Archive | Sikh literature RSS feed for this section

Dasam Granth Convo Continued….

30 Jul

Sarbjeet was correct in that this session led to more questions than answers! In my view, some of the most important questions that we left with were:

  • How well do we (or atleast I) understand those Banis of Guru Gobind Singh Ji that are not controversial (i.e. Jaap Sahib, Chaupai Sahib, and Svaiyay)?
  • Are their messages any different than the controversial parts?
  • Can I comfortably and confidently recite the most controversial ones in public?

I left the meeting with the embarrassing discovery of how limited my understanding was of the widely accepted Banis of Guru Gobind Singh Ji….And three of those Banis are supposed to be recited everyday!: Jaap Sahib, Svayai, and Bayntee Chaupai (which is part of Rehras Sahib)

This self-realization forced me to take a step back and try to understand the theme of each of these Banis. After CAREFULLY listening to the Banis (ok not on an everyday basis like I am supposed to) and after tapping into my dad’s knowledge of Gurmat, I really came to appreciate these Banis in a new light!

To me, Jaap Sahib, for example, is an expression of awe, love and admiration of the ONE almighty spirit and of HIS (or you can say HER) attributes.
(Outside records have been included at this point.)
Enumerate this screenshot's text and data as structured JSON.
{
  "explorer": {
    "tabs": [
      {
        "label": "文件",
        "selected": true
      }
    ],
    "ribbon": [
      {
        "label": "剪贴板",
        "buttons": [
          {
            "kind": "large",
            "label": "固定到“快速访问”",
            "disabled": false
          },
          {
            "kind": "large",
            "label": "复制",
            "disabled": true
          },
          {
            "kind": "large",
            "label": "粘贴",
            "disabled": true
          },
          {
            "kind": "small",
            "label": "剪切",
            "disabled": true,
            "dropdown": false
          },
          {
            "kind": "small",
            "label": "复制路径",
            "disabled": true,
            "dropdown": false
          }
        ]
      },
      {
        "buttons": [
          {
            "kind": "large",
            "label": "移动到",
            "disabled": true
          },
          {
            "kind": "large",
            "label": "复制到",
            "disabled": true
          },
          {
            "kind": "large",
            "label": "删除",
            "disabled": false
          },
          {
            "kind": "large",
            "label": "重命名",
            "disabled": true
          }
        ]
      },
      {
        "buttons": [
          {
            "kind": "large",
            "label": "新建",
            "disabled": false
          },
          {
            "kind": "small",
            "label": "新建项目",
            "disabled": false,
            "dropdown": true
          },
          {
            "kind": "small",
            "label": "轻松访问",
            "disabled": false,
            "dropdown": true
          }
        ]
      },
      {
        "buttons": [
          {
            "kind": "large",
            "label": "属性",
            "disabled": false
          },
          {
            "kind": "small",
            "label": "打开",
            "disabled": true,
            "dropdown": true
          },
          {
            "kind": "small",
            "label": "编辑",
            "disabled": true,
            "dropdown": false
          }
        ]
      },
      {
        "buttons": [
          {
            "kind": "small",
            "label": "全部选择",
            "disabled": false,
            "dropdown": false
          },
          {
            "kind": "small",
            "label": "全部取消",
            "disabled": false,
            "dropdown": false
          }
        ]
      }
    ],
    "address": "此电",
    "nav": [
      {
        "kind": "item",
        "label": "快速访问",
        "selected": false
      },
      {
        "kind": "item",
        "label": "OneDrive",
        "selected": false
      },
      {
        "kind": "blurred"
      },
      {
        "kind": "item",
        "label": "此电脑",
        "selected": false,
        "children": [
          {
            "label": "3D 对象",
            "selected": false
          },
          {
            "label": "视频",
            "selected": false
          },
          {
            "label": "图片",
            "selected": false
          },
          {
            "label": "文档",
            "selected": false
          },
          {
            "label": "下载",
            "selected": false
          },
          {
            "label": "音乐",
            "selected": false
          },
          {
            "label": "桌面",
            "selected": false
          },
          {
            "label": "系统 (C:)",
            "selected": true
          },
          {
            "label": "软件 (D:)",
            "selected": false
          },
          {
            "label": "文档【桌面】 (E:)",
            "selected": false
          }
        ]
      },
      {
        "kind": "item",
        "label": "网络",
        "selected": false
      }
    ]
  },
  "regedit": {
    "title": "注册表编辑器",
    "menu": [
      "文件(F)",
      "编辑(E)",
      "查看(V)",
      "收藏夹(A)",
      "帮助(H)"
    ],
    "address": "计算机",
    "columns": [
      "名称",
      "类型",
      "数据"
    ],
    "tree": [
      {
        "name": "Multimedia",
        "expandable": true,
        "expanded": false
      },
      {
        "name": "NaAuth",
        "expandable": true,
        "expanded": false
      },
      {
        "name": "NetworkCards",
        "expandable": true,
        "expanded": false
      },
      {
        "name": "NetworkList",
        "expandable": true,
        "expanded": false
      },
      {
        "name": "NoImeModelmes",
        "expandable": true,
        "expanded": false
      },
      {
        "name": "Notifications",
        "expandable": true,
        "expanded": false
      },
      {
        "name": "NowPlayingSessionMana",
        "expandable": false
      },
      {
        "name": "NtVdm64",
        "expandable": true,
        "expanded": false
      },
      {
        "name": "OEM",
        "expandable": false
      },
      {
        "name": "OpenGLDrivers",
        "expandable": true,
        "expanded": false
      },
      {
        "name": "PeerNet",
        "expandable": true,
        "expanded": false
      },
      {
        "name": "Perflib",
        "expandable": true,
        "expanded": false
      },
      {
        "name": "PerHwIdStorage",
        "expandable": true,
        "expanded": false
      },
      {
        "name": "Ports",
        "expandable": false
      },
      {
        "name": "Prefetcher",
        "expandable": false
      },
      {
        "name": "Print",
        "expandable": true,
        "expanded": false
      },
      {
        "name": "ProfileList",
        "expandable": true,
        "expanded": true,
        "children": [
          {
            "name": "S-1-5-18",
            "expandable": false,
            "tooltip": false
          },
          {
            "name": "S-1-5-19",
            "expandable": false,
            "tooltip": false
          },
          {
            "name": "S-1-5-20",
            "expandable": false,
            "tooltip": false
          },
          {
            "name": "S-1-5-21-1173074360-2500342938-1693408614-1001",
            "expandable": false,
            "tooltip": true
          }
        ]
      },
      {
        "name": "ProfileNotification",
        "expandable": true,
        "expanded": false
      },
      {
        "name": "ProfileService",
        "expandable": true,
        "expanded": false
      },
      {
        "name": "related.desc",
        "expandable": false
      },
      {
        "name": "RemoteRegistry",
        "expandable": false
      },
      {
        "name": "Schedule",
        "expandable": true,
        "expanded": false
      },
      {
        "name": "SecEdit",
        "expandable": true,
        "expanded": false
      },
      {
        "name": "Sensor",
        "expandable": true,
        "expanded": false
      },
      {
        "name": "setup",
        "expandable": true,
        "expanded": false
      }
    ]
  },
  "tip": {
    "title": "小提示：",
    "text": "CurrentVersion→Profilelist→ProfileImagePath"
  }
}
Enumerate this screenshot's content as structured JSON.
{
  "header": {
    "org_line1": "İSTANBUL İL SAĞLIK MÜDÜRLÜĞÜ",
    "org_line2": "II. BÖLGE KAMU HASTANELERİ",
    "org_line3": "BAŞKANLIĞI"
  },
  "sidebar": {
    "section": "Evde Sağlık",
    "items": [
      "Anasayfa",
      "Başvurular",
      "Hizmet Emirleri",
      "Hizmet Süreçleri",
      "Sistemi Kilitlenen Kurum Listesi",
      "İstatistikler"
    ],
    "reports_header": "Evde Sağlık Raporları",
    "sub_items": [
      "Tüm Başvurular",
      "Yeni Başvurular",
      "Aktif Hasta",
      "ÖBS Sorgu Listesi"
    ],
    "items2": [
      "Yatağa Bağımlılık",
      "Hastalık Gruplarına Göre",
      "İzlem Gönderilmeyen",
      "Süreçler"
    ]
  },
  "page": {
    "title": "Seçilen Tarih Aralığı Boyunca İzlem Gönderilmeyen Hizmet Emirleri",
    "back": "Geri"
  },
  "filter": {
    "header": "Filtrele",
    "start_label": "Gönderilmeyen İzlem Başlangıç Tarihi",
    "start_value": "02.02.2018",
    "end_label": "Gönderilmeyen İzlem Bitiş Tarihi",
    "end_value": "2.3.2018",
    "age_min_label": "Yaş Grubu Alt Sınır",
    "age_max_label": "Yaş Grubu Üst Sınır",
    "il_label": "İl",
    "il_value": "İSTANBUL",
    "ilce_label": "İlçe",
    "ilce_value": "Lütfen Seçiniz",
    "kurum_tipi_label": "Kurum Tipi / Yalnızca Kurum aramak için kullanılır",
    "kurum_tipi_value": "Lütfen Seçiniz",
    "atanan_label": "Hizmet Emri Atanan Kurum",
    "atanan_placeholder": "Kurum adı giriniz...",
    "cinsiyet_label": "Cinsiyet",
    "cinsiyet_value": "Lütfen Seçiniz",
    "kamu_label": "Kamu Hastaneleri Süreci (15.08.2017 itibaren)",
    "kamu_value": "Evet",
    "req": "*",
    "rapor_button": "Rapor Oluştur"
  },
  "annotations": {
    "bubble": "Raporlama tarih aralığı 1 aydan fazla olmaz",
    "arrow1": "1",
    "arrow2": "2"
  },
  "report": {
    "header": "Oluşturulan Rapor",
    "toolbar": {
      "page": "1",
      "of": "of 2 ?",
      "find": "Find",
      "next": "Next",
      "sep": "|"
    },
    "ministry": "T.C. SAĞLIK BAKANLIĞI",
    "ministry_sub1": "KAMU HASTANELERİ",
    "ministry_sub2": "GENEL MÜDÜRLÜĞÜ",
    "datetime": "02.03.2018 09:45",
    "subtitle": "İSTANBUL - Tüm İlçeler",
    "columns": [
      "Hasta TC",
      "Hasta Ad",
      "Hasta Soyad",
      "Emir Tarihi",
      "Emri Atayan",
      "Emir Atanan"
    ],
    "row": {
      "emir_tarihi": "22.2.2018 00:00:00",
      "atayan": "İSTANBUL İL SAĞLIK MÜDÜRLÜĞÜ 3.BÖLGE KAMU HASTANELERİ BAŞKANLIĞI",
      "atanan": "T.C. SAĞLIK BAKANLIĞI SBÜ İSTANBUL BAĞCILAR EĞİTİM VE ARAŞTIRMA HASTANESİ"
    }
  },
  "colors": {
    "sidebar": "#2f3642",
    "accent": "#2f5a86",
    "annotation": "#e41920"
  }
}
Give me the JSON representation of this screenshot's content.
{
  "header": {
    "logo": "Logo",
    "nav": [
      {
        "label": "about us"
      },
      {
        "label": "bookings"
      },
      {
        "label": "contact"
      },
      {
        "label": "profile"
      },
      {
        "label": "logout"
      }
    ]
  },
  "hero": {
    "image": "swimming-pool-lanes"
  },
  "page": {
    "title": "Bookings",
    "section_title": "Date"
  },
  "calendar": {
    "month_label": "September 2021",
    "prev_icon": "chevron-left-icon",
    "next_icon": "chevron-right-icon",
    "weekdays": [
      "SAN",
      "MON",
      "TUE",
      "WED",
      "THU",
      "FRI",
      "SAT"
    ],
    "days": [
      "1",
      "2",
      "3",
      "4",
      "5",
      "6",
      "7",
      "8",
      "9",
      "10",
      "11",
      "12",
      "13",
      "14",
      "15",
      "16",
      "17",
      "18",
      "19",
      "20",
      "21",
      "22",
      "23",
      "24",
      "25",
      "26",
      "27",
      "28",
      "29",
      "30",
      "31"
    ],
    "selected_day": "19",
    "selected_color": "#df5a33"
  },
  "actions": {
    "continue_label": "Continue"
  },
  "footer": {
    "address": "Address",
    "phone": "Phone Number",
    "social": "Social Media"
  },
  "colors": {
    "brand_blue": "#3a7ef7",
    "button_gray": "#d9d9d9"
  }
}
It makes me wonder, just how rarely have I said or thought “Vahiguru, you are simply awesome.”?  I know, that sounds corny, but its true! My interactions with Vahiguru mainly consist of me asking for something and on occasion thanking the Giver. But admiring or being amazed by Vahigguru, hardly ever! Guru Sahib’s bani is full of passion where he goes on and on about HIS greatness and feeling humbled by it.

On the flip side, the Guru Sahib focuses on our own minisculness in Svaiyaa and even more, about how the ONLY way to establish a relationship with the powerful ONE Vahiguru is through this love and passion, literally spelling it out for us “Jin Prem Keeo Tin Hee Prab Payio.” Actually, Svaiyaa I think is very relevant to our lives, though on the surface it seems it is no longer applicable to our culture. I mean, why would I care for having tons of elephants and bands, BUT in todays world, our definition of success is still determined by worldly possessions and accomplishments…(ie…money, best job, crazy huge weddings, etc) Or we follow rituals…by not understanding why we believe or doing what we do.

And then, there is Bayntee Chaupee, another bani that is recited everyday. Again, Guru Sahib is being humble, revering the one, but mainly in this Bani, showing how Vahiguru is that BEING from which we can find friendship and protection (not literal necessarily).

So, it appears that each Bani is centered around revering, loving, fearing, and befriending that one Spirit. The language of the Bani was composed with great vigor! I think that it is these aspects that make Guru Gobind Singh’s bani. It is this criteria by which we need to determine which sections of Dasam Granth are authentic. (and of course historical evidence should be considered)

Bhul Chuck Maaf! Feel free to let me know what you think!

Time for an open discussion

7 Mar

Recently, I received an email regarding an excerpt of a book that is part of the syllabus taught to sixth and seventh grade children during Sikh Sunday School. This section was written by the Sikh Research Institute, a leading think tank that presents research, views, and education to the Sikh community at large. This chapter has attracted some controversy. It covers the historical context in which dohre (Aagiya Payee Akaal Ki) was composed and its significance. Here are the links where you can find the excerpts:

We invite you to share your knowledge, articles, and views on this topic. This post is intended to be a platform for open discussion on this issue that has recently emerged. Given the nature of this topic, we humbly request you to submit only NON-judgemental feedback. However, we sincerely welcome differing views and would love to hear from you!!

Next Reading: A Bitter Harvest

16 Feb

We have selected “A Bitter Harvest,” written by the Institute for Food and Development First/Food First, an organization that analyzes “the root causes of global hunger, poverty, and ecological degradation and developing solutions in partnership with movements working for social change.” This paper provides an excellent introduction as to the origins and causes of the current agricultural crisis in Punjab. Some of you may have heard about the rise in farmer suicides in India, which I suspect is a problem in other countries as well. What many people do not know is that this is a SIGNIFICANT problem in Punjab and has been overlooked. We will be looking at how factors such as debt, decreasing crop yields, decrease in prices, and dowry are significant contributors to farmer suicides in Punjab. What’s interesting is that the author of this paper is not a Sikh! The supplemental readings include some news articles that refute these assertions. You can download the paper and the supplemental readings below. A Bitter Harvest is not a long reading, so we encourage all of you to read this paper and even better, come to the meeting! Please feel free to give your feedback via online! Let us know if you have any readings to recommend.

This Month’s Reading:

Supplemental Readings (Optional)

Punjab Agriculture

Farmer Suicides in Punjab (Background Information)

Farmer Suicides and Agriculture in India

Pesticides and It’s Effects

Water Crisis

Female Infanticides